**Records for the task:**
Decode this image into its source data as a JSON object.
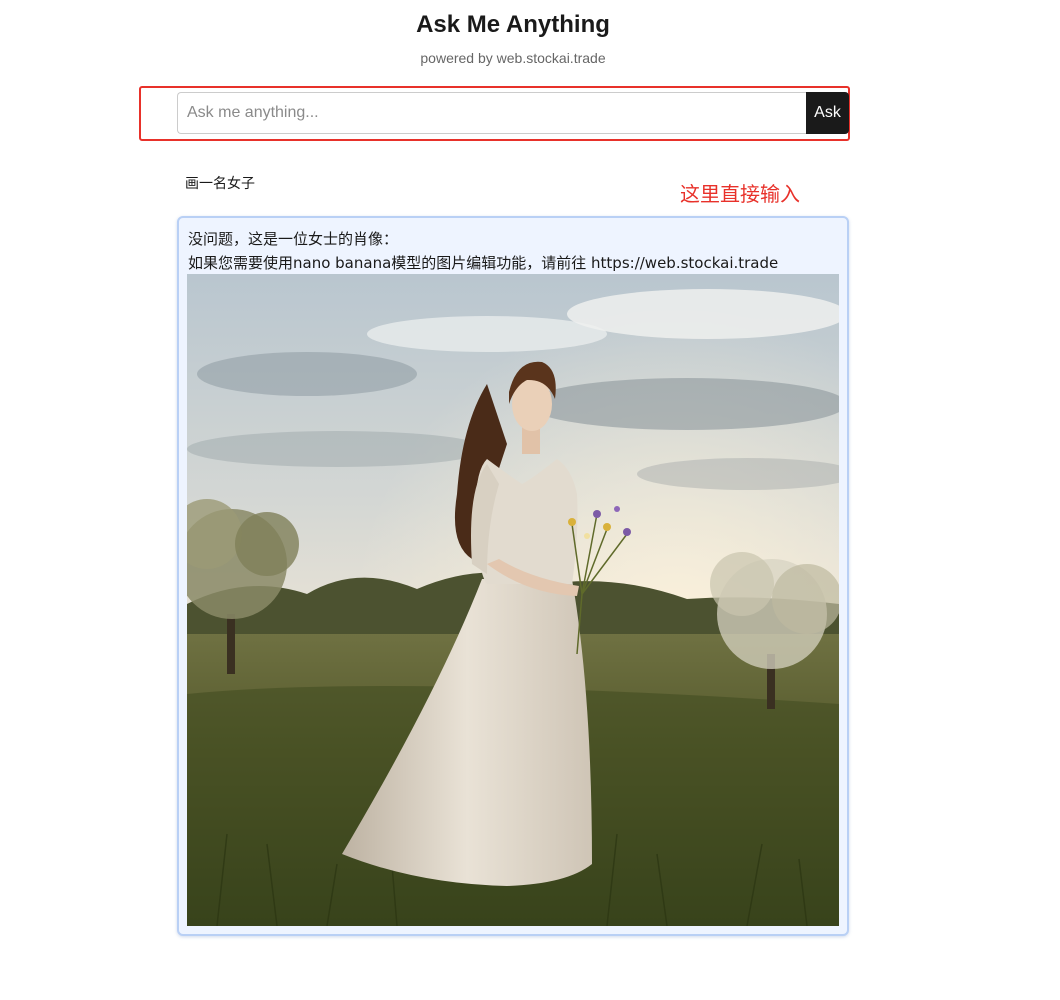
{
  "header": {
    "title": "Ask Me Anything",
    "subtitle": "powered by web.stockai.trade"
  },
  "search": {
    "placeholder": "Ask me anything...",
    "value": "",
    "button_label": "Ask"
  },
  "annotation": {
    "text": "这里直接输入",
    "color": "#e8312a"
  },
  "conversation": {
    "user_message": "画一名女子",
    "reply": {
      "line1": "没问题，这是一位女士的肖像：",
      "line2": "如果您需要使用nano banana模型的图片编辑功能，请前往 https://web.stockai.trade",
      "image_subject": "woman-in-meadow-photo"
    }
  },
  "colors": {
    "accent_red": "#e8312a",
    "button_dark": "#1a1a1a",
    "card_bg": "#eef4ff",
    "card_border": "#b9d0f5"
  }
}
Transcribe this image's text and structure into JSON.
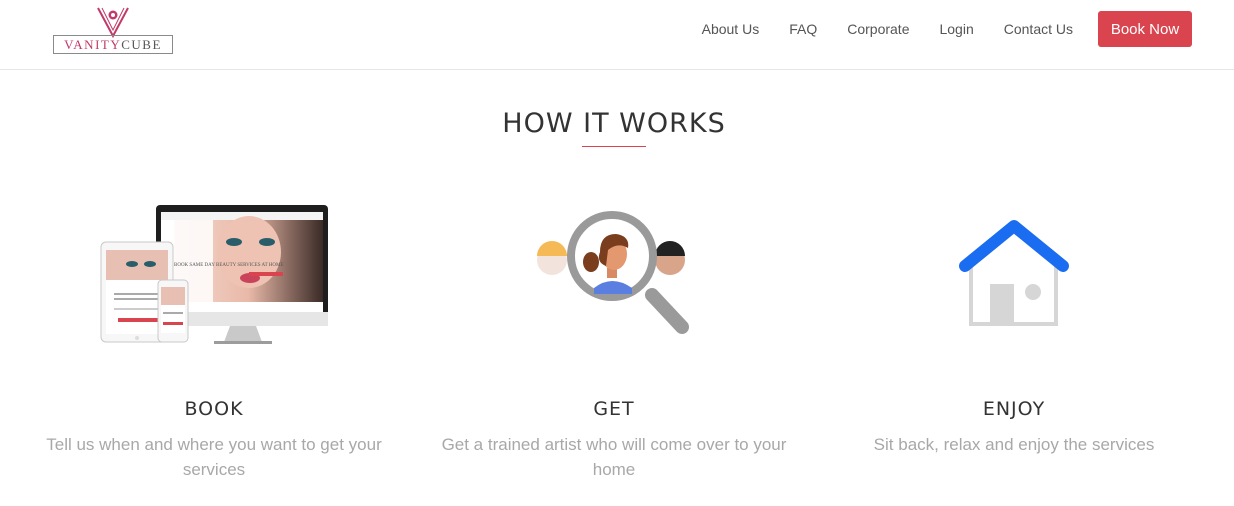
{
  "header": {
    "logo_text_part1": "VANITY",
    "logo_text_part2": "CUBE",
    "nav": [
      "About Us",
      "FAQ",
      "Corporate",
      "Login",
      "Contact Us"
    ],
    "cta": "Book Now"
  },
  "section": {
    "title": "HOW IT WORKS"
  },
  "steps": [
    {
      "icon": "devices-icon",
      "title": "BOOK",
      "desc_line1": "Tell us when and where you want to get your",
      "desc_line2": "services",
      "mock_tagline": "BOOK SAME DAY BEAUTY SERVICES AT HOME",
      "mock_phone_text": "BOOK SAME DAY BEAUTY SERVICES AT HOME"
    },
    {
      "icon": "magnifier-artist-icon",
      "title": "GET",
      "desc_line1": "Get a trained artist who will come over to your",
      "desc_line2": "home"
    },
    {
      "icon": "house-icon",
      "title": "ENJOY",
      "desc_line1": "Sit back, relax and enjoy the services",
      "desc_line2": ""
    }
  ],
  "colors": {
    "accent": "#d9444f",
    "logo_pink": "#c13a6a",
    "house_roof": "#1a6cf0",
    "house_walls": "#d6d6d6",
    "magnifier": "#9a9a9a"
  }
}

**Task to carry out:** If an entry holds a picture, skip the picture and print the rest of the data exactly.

**Exercise output:**
Decode this image into its source data as a JSON object.
{
  "header": {
    "title": "Ask Me Anything",
    "subtitle": "powered by web.stockai.trade"
  },
  "search": {
    "placeholder": "Ask me anything...",
    "value": "",
    "button_label": "Ask"
  },
  "annotation": {
    "text": "这里直接输入",
    "color": "#e8312a"
  },
  "conversation": {
    "user_message": "画一名女子",
    "reply": {
      "line1": "没问题，这是一位女士的肖像：",
      "line2": "如果您需要使用nano banana模型的图片编辑功能，请前往 https://web.stockai.trade",
      "image_subject": "woman-in-meadow-photo"
    }
  },
  "colors": {
    "accent_red": "#e8312a",
    "button_dark": "#1a1a1a",
    "card_bg": "#eef4ff",
    "card_border": "#b9d0f5"
  }
}
Transcribe this image's text and structure into JSON.
{
  "header": {
    "logo_text_part1": "VANITY",
    "logo_text_part2": "CUBE",
    "nav": [
      "About Us",
      "FAQ",
      "Corporate",
      "Login",
      "Contact Us"
    ],
    "cta": "Book Now"
  },
  "section": {
    "title": "HOW IT WORKS"
  },
  "steps": [
    {
      "icon": "devices-icon",
      "title": "BOOK",
      "desc_line1": "Tell us when and where you want to get your",
      "desc_line2": "services",
      "mock_tagline": "BOOK SAME DAY BEAUTY SERVICES AT HOME",
      "mock_phone_text": "BOOK SAME DAY BEAUTY SERVICES AT HOME"
    },
    {
      "icon": "magnifier-artist-icon",
      "title": "GET",
      "desc_line1": "Get a trained artist who will come over to your",
      "desc_line2": "home"
    },
    {
      "icon": "house-icon",
      "title": "ENJOY",
      "desc_line1": "Sit back, relax and enjoy the services",
      "desc_line2": ""
    }
  ],
  "colors": {
    "accent": "#d9444f",
    "logo_pink": "#c13a6a",
    "house_roof": "#1a6cf0",
    "house_walls": "#d6d6d6",
    "magnifier": "#9a9a9a"
  }
}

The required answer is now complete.